▸ **Problem details**:
Report every line from the material that contains the word "JSON".

▸ **Supplied records**:

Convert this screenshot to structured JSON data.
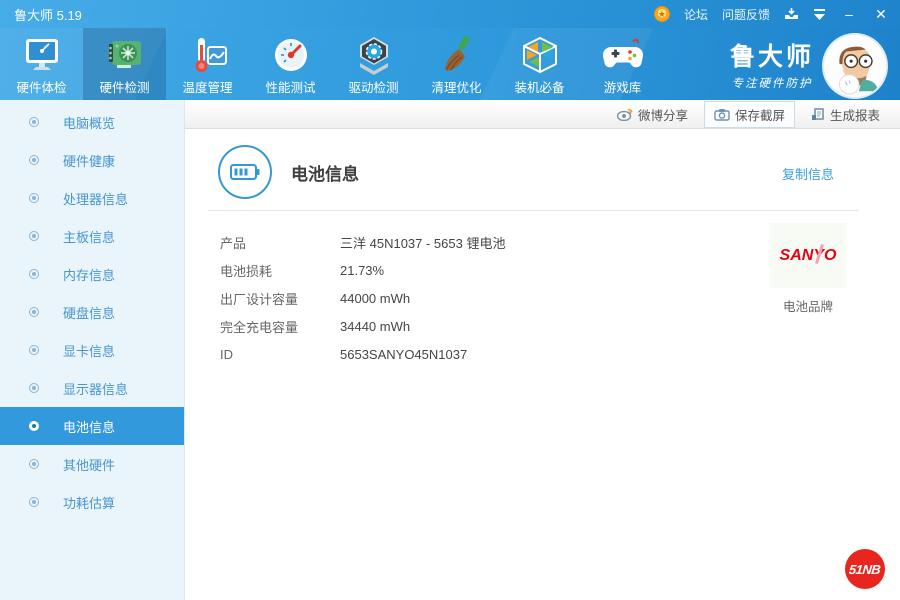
{
  "titlebar": {
    "title": "鲁大师 5.19",
    "forum": "论坛",
    "feedback": "问题反馈",
    "minimize_glyph": "–",
    "close_glyph": "✕"
  },
  "toolbar": {
    "items": [
      {
        "label": "硬件体检",
        "icon": "monitor-radar",
        "active": false
      },
      {
        "label": "硬件检测",
        "icon": "gpu-card",
        "active": true
      },
      {
        "label": "温度管理",
        "icon": "thermometer-chart",
        "active": false
      },
      {
        "label": "性能测试",
        "icon": "speed-gauge",
        "active": false
      },
      {
        "label": "驱动检测",
        "icon": "gear-hexagon",
        "active": false
      },
      {
        "label": "清理优化",
        "icon": "broom",
        "active": false
      },
      {
        "label": "装机必备",
        "icon": "cube",
        "active": false
      },
      {
        "label": "游戏库",
        "icon": "gamepad",
        "active": false
      }
    ],
    "brand": {
      "name": "鲁大师",
      "slogan": "专注硬件防护"
    }
  },
  "actionbar": {
    "items": [
      {
        "label": "微博分享",
        "icon": "weibo"
      },
      {
        "label": "保存截屏",
        "icon": "camera",
        "boxed": true
      },
      {
        "label": "生成报表",
        "icon": "report"
      }
    ]
  },
  "sidebar": {
    "items": [
      {
        "label": "电脑概览",
        "active": false
      },
      {
        "label": "硬件健康",
        "active": false
      },
      {
        "label": "处理器信息",
        "active": false
      },
      {
        "label": "主板信息",
        "active": false
      },
      {
        "label": "内存信息",
        "active": false
      },
      {
        "label": "硬盘信息",
        "active": false
      },
      {
        "label": "显卡信息",
        "active": false
      },
      {
        "label": "显示器信息",
        "active": false
      },
      {
        "label": "电池信息",
        "active": true
      },
      {
        "label": "其他硬件",
        "active": false
      },
      {
        "label": "功耗估算",
        "active": false
      }
    ]
  },
  "content": {
    "title": "电池信息",
    "copy_link": "复制信息",
    "rows": [
      {
        "label": "产品",
        "value": "三洋 45N1037 -  5653 锂电池"
      },
      {
        "label": "电池损耗",
        "value": "21.73%"
      },
      {
        "label": "出厂设计容量",
        "value": "44000 mWh"
      },
      {
        "label": "完全充电容量",
        "value": "34440 mWh"
      },
      {
        "label": "ID",
        "value": "5653SANYO45N1037"
      }
    ],
    "brand_logo": "SANYO",
    "brand_caption": "电池品牌"
  },
  "watermark": {
    "text": "51NB"
  },
  "colors": {
    "header_blue_light": "#47ade8",
    "header_blue_dark": "#1f84cc",
    "toolbar_active_overlay": "#09406e",
    "sidebar_bg": "#e9f4fb",
    "sidebar_text": "#4796cf",
    "sidebar_active_bg": "#3399dd",
    "accent_blue": "#3598d2",
    "link_blue": "#3da0d8",
    "sanyo_red": "#e60012",
    "watermark_red": "#e8251f"
  }
}
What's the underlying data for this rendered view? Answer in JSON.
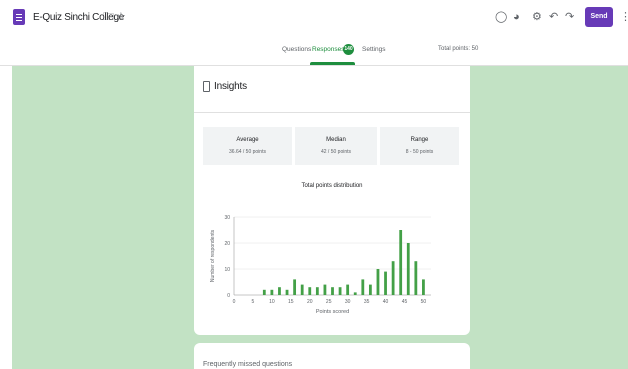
{
  "header": {
    "title": "E-Quiz Sinchi College",
    "send_label": "Send",
    "icons": [
      "folder-icon",
      "star-icon",
      "palette-icon",
      "preview-icon",
      "settings-icon",
      "undo-icon",
      "redo-icon",
      "more-vert-icon"
    ]
  },
  "tabs": {
    "items": [
      "Questions",
      "Responses",
      "Settings"
    ],
    "active": "Responses",
    "responses_count": "140",
    "total_points": "Total points: 50"
  },
  "insights": {
    "title": "Insights",
    "stats": [
      {
        "label": "Average",
        "value": "36.64 / 50 points"
      },
      {
        "label": "Median",
        "value": "42 / 50 points"
      },
      {
        "label": "Range",
        "value": "8 - 50 points"
      }
    ]
  },
  "colors": {
    "accent": "#673ab7",
    "green": "#1e8e3e",
    "bar": "#43a047",
    "canvas": "#c2e2c4"
  },
  "chart_data": {
    "type": "bar",
    "title": "Total points distribution",
    "xlabel": "Points scored",
    "ylabel": "Number of respondents",
    "x": [
      8,
      10,
      12,
      14,
      16,
      18,
      20,
      22,
      24,
      26,
      28,
      30,
      32,
      34,
      36,
      38,
      40,
      42,
      44,
      46,
      48,
      50
    ],
    "values": [
      2,
      2,
      3,
      2,
      6,
      4,
      3,
      3,
      4,
      3,
      3,
      4,
      1,
      6,
      4,
      10,
      9,
      13,
      25,
      20,
      13,
      6
    ],
    "xticks": [
      0,
      5,
      10,
      15,
      20,
      25,
      30,
      35,
      40,
      45,
      50
    ],
    "yticks": [
      0,
      10,
      20,
      30
    ],
    "xlim": [
      0,
      52
    ],
    "ylim": [
      0,
      30
    ],
    "grid": true
  },
  "next_card": {
    "text": "Frequently missed questions"
  }
}
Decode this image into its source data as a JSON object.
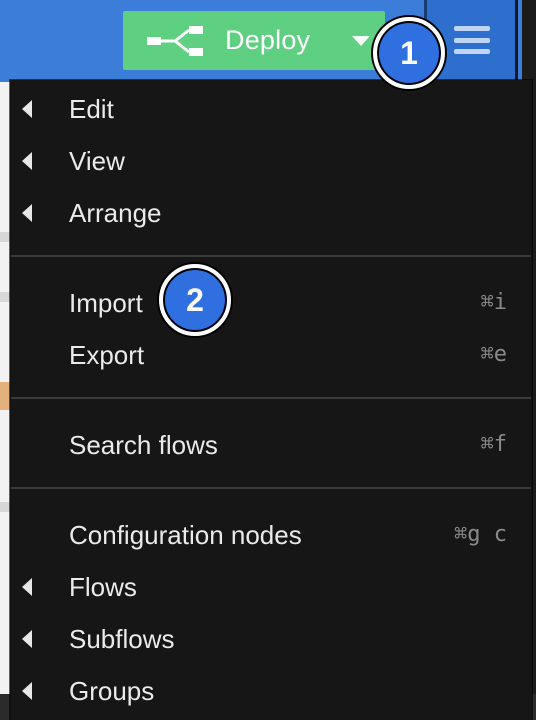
{
  "header": {
    "deploy": {
      "label": "Deploy",
      "icon": "deploy-flow-icon",
      "caret_icon": "caret-down-icon",
      "color": "#5fcf82"
    },
    "menu_button": {
      "icon": "hamburger-menu-icon",
      "color": "#2e6fcd"
    },
    "bar_color": "#3b7dd8"
  },
  "menu": {
    "items": [
      {
        "label": "Edit",
        "shortcut": "",
        "has_submenu": true
      },
      {
        "label": "View",
        "shortcut": "",
        "has_submenu": true
      },
      {
        "label": "Arrange",
        "shortcut": "",
        "has_submenu": true
      },
      {
        "label": "Import",
        "shortcut": "⌘i",
        "has_submenu": false
      },
      {
        "label": "Export",
        "shortcut": "⌘e",
        "has_submenu": false
      },
      {
        "label": "Search flows",
        "shortcut": "⌘f",
        "has_submenu": false
      },
      {
        "label": "Configuration nodes",
        "shortcut": "⌘g c",
        "has_submenu": false
      },
      {
        "label": "Flows",
        "shortcut": "",
        "has_submenu": true
      },
      {
        "label": "Subflows",
        "shortcut": "",
        "has_submenu": true
      },
      {
        "label": "Groups",
        "shortcut": "",
        "has_submenu": true
      }
    ],
    "background": "#161616"
  },
  "callouts": [
    {
      "number": "1"
    },
    {
      "number": "2"
    }
  ]
}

▸ **Answer below**:
Convert this screenshot to structured JSON data.
What's the underlying data for this rendered view? Answer in JSON.
Decode this image into its source data as a JSON object.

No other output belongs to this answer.